Yesterday’s MDC organised march in push for reforms could not have come at an appropriate time. With Zimbabwe almost heading for another sham election. With observer missions trooping onto the country and with the imperative for salvaging the country from the scourge of electoral authoritarianism, there is need for a concerted push for electoral reforms that guarantee free and fair elections. This is so considering how many within Zimbabwe and outside the country’s borders have been made to believe that Zimbabwe is set to hold peaceful, free, fair elections on July 31 this year. This, in effect, is not the case. The country’s electoral framework and the general political environment continue to be heavily flawed for the holding of free credible, democratic elections. While ZANU PF claims that Zimbabwe is undergoing the most peaceful pre-election period in recent history, this is not necessarily the case. What we are having is an artificial, window-dressing peace. As the ZANU PF claim points to, past electoral episodes have been characterised by violence and impunity. The elections of 2000, 2002 and 2008 are among cases in point. Cases of murder, rape, maim and other acts of premeditated violence and systematic intimidation that characterised these elections left Zimbabwe under a cloud of fear that does not augur for the holding of free, fair, credible elections. It is in this vein that the fear factor has been aptly observed to be among key determinants of the outcome of the anticipated election.
Being bent on harvesting on fear, the incumbent government has not headed constitutionally backed calls for a comprehensive national peace and healing process that helps in assuaging the prevailing state of fear and intimidation among a significant part of the voting population. This, compounded by reports of military deployment around the country’s outlying villages militates against the holding of free and fair elections. As if this is not enough a blemish on the country’s electoral environment, the election’s administrative and logistical infrastructure continues to be heavily flawed. While the establishment and those intimately connected to it have spiritedly denied the military capture of the Zimbabwe Electoral Commission (ZEC), what is apparent is that processes relating to its electoral management are far less than open and transparent. Secrecy surrounding needly open processes such as the compilation of the voters’ roll, the custodianship of voter registration data and the printing of ballot papers is, with all due respect, suspect.
As if to let the cat out of the bag, the election date was proclaimed before the voters’ roll was made available, even to contesting political parties.

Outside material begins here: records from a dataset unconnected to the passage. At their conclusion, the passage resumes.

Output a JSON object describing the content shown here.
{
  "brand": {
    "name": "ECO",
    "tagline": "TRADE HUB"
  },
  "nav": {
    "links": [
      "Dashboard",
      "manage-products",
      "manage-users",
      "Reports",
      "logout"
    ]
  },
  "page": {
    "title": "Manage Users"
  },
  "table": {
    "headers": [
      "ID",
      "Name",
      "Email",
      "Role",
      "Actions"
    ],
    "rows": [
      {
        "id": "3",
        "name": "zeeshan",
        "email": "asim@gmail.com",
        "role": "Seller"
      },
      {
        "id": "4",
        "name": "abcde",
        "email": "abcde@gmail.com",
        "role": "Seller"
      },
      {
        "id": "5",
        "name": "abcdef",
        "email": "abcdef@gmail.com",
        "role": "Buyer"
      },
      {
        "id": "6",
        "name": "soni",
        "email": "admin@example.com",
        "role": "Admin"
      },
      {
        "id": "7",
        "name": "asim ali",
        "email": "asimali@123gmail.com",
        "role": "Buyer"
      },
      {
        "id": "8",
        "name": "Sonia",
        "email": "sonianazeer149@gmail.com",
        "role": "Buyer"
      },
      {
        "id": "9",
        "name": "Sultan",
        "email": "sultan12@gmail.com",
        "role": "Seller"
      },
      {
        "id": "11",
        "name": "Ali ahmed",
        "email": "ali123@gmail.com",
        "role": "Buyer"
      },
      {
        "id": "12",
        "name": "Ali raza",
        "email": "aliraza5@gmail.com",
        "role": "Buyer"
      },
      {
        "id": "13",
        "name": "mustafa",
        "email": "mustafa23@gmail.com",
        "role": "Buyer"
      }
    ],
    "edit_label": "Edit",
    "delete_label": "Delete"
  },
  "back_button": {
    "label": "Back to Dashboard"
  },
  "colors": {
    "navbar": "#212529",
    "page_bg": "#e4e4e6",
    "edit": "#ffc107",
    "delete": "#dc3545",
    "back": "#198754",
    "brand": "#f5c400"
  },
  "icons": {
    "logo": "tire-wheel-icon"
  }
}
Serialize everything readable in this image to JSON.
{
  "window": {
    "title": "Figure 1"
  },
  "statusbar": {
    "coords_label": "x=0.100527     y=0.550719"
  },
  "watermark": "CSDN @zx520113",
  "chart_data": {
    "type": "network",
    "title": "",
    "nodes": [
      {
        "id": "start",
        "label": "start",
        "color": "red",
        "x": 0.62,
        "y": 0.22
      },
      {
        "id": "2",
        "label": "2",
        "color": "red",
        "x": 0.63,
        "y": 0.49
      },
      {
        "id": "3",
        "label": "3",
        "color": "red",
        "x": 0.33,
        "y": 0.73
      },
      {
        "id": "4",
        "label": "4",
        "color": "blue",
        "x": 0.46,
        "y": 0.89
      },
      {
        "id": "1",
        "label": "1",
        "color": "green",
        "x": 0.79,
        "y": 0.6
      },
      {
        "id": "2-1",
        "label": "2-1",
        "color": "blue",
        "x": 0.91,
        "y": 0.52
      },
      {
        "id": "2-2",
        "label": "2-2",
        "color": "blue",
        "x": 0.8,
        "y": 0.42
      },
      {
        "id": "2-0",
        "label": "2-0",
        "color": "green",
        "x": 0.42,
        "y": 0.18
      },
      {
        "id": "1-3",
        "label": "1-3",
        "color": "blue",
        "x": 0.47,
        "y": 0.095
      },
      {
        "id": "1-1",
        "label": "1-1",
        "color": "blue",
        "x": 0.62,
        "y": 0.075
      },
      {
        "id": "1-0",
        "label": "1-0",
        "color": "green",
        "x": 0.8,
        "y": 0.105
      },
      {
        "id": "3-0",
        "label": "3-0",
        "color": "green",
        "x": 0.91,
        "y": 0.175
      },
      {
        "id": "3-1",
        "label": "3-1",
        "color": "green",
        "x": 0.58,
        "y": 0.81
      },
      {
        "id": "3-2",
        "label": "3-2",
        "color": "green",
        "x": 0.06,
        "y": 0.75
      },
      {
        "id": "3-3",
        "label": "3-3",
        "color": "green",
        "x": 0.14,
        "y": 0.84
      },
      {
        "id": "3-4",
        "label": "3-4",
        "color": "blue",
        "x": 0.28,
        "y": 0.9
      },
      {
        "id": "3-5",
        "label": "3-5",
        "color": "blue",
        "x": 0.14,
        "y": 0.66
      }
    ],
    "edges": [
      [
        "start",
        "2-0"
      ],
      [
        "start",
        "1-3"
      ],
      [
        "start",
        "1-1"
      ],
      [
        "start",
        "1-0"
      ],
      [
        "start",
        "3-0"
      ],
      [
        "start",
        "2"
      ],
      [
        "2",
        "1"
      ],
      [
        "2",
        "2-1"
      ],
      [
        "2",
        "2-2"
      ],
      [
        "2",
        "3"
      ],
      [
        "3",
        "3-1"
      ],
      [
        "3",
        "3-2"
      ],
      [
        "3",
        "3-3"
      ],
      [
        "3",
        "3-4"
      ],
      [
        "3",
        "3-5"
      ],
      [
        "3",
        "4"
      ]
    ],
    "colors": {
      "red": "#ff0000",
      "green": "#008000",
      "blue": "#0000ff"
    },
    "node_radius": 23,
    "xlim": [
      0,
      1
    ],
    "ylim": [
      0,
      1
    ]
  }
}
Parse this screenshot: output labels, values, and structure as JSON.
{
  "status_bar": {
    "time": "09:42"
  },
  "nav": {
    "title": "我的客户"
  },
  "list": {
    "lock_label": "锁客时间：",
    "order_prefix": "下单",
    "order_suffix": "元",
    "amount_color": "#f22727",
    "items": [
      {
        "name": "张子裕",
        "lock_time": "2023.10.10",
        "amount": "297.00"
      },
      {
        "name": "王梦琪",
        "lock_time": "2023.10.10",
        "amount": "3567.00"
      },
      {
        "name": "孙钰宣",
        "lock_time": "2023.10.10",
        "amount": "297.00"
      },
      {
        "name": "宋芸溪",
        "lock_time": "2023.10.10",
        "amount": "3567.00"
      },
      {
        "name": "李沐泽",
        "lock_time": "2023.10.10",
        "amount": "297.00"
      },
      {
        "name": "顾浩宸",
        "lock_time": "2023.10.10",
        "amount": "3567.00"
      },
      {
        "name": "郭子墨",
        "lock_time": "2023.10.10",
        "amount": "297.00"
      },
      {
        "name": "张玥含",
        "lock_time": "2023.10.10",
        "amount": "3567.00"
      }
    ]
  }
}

The nomination courts are set to sit in a few days’ time, yet the roll is still not to be seen. These are among some of the flaws that the recently passed Electoral Amendment Act must have addressed. However, in typical window-dressing fashion, the law was hushed through Parliament with opposition parliamentarians screaming. Some may have entertained the idea that mugabeism is a bygone era. They could have been wrong. The monster is up for perfection. Election authoritarianism could be here for more time to come. Yesterday’s march is the first bold step to confront a competitive authoritarian electoral regime that ZANU PF is determined to preserve. Bolder, consistent steps must follow.
If the MDC is to be an opposition with effect, it has no option but to confront the monster head on. Anything away from this may as well result in a scenario in which the MDC degenerates into a cold formalism in bent on mediating authoritarianism.